Earth's core surface flow models have been estimated from geomagnetic field models to understand a realistic geodynamo mechanism, to investigate the thermal structure at the core surface, and to constrain the effect of coremantle boundary (CMB) on the fluid flow. In most of core surface flow models, magnetic lines of force are considered to move as if they are frozenin fluid elements when the advective time scale is much shorter than the magnetic diffusion time scale. This is called the frozenflux hypothesis. Because of fundamental nonuniqueness, additional constraints have been imposed. It should be noted that thickness of a boundary layer at the CMB had been neglected. This suggests that flow models are estimated at the top of the free stream immediately beneath a thin boundary layer at the CMB. In the meantime, we have examined contribution to temporal variations in the magnetic field near the core surface based on numerical MHD dynamo models. We have found that the effect of magnetic diffusion is more significant than that of magnetic induction inside the boundary layer at the CMB, and that the effect of magnetic diffusion is much smaller than that of magnetic induction. This means that the frozenflux hypothesis does not necessarily hold when a significant boundary layer appears. Hence we have presented a new approach to estimate fluid flow near the CMB from geomagnetic field models. We presume that both the magnetic diffusion and the viscous force are effective inside the boundary layer. That is, not only magnetic induction but also magnetic diffusion contribute to temporal variations in the magnetic field inside the boundary layer. Also the viscous force plays an important role there, and balance among the pressure gradient, the Coriolis force, and the viscous force is presumed. The magnetic diffusion is neglected as in the frozenflux approximation below the boundary layer, and the flow is presumed to be in a geostrophic state there. So far we have not constrained the radial dependence of fluid motion near the core surface, although the radial component of the magnetic field has been treated in form of a truncated Taylor expansion. When the radial dependence of horizontal components of fluid flow is expressed in terms of a secondorder polynomial, a linear inversion problem is to be solved in the same way as that without any constraint. When the radial dependence is given by a profile as often found in boundary layers, a nonlinear inversion problem must be solved.

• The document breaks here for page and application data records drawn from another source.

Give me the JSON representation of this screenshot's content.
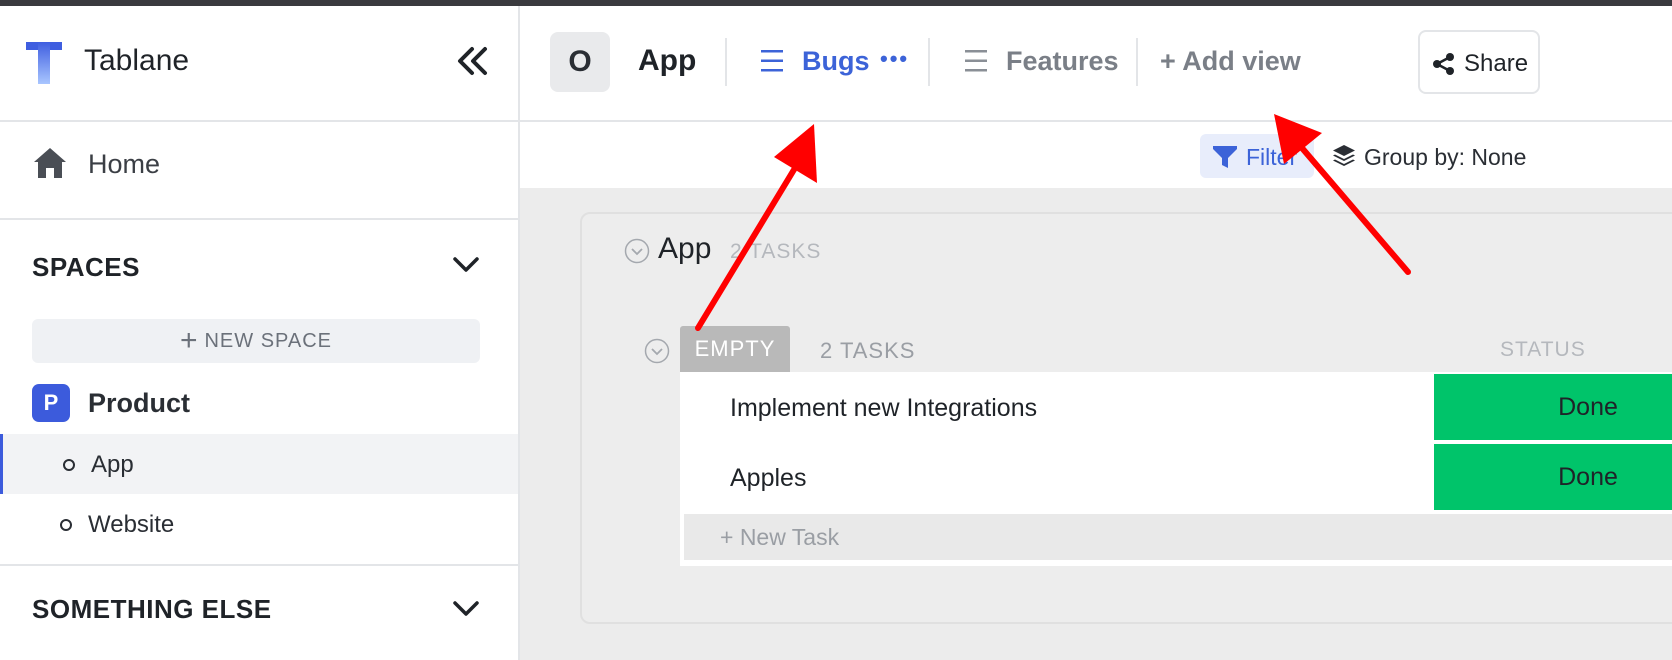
{
  "app": {
    "name": "Tablane"
  },
  "sidebar": {
    "home_label": "Home",
    "spaces_heading": "SPACES",
    "new_space_label": "NEW SPACE",
    "space": {
      "initial": "P",
      "label": "Product"
    },
    "lists": [
      {
        "label": "App",
        "active": true
      },
      {
        "label": "Website",
        "active": false
      }
    ],
    "something_else_heading": "SOMETHING ELSE"
  },
  "header": {
    "badge_letter": "O",
    "title": "App",
    "views": [
      {
        "label": "Bugs",
        "active": true
      },
      {
        "label": "Features",
        "active": false
      }
    ],
    "more_label": "•••",
    "add_view_label": "+ Add view",
    "share_label": "Share"
  },
  "toolbar": {
    "filter_label": "Filter",
    "group_by_label": "Group by: None"
  },
  "board": {
    "group_title": "App",
    "group_count": "2 TASKS",
    "status_badge": "EMPTY",
    "status_count": "2 TASKS",
    "status_column_header": "STATUS",
    "tasks": [
      {
        "name": "Implement new Integrations",
        "status": "Done"
      },
      {
        "name": "Apples",
        "status": "Done"
      }
    ],
    "new_task_label": "+ New Task"
  },
  "colors": {
    "accent": "#3c63d8",
    "done": "#00c46a",
    "annotation_arrow": "#ff0000"
  }
}
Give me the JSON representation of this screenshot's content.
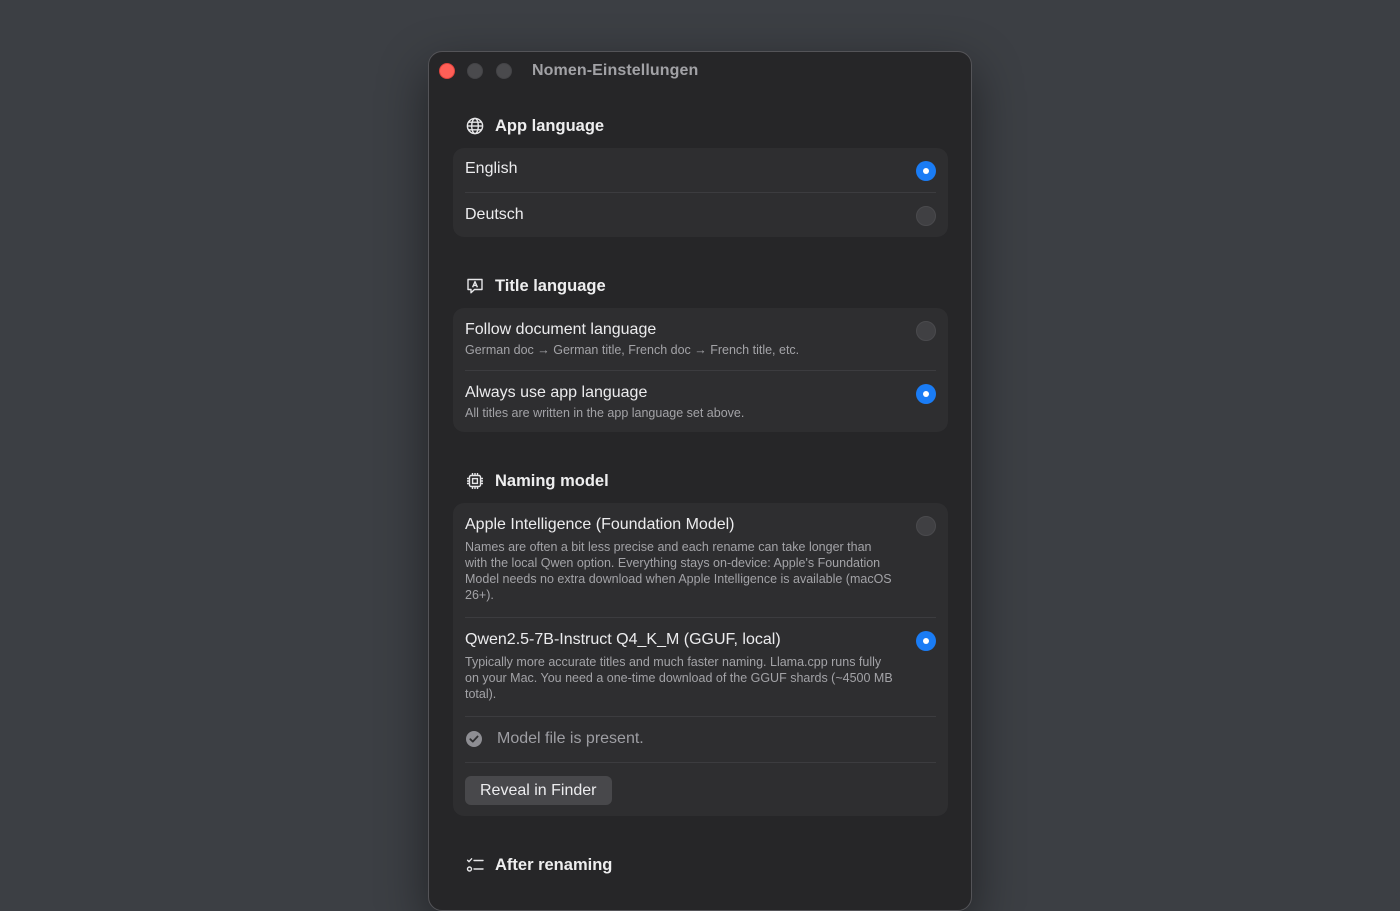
{
  "window": {
    "title": "Nomen-Einstellungen"
  },
  "app_language": {
    "title": "App language",
    "icon": "globe-icon",
    "options": [
      {
        "label": "English",
        "selected": true
      },
      {
        "label": "Deutsch",
        "selected": false
      }
    ]
  },
  "title_language": {
    "title": "Title language",
    "icon": "speech-bubble-a-icon",
    "options": [
      {
        "label": "Follow document language",
        "description": "German doc → German title, French doc → French title, etc.",
        "selected": false
      },
      {
        "label": "Always use app language",
        "description": "All titles are written in the app language set above.",
        "selected": true
      }
    ]
  },
  "naming_model": {
    "title": "Naming model",
    "icon": "cpu-chip-icon",
    "options": [
      {
        "label": "Apple Intelligence (Foundation Model)",
        "description": "Names are often a bit less precise and each rename can take longer than with the local Qwen option. Everything stays on-device: Apple's Foundation Model needs no extra download when Apple Intelligence is available (macOS 26+).",
        "selected": false
      },
      {
        "label": "Qwen2.5-7B-Instruct Q4_K_M (GGUF, local)",
        "description": "Typically more accurate titles and much faster naming. Llama.cpp runs fully on your Mac. You need a one-time download of the GGUF shards (~4500 MB total).",
        "selected": true
      }
    ],
    "status": "Model file is present.",
    "status_icon": "checkmark-circle-icon",
    "reveal_button": "Reveal in Finder"
  },
  "after_renaming": {
    "title": "After renaming",
    "icon": "checklist-icon"
  },
  "colors": {
    "accent": "#1a7cf5",
    "close": "#fe5f57",
    "background": "#3c3f44",
    "window": "#262628",
    "group": "#2e2e30"
  }
}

 Publication:

AGU Fall Meeting Abstracts
 Pub Date:
 December 2007
 Bibcode:
 2007AGUFMGP33A0926M
 Keywords:

 1500 GEOMAGNETISM AND PALEOMAGNETISM;
 1507 Core processes (1213;
 8115);
 1510 Dynamo: theories and simulations;
 1560 Time variations: secular and longer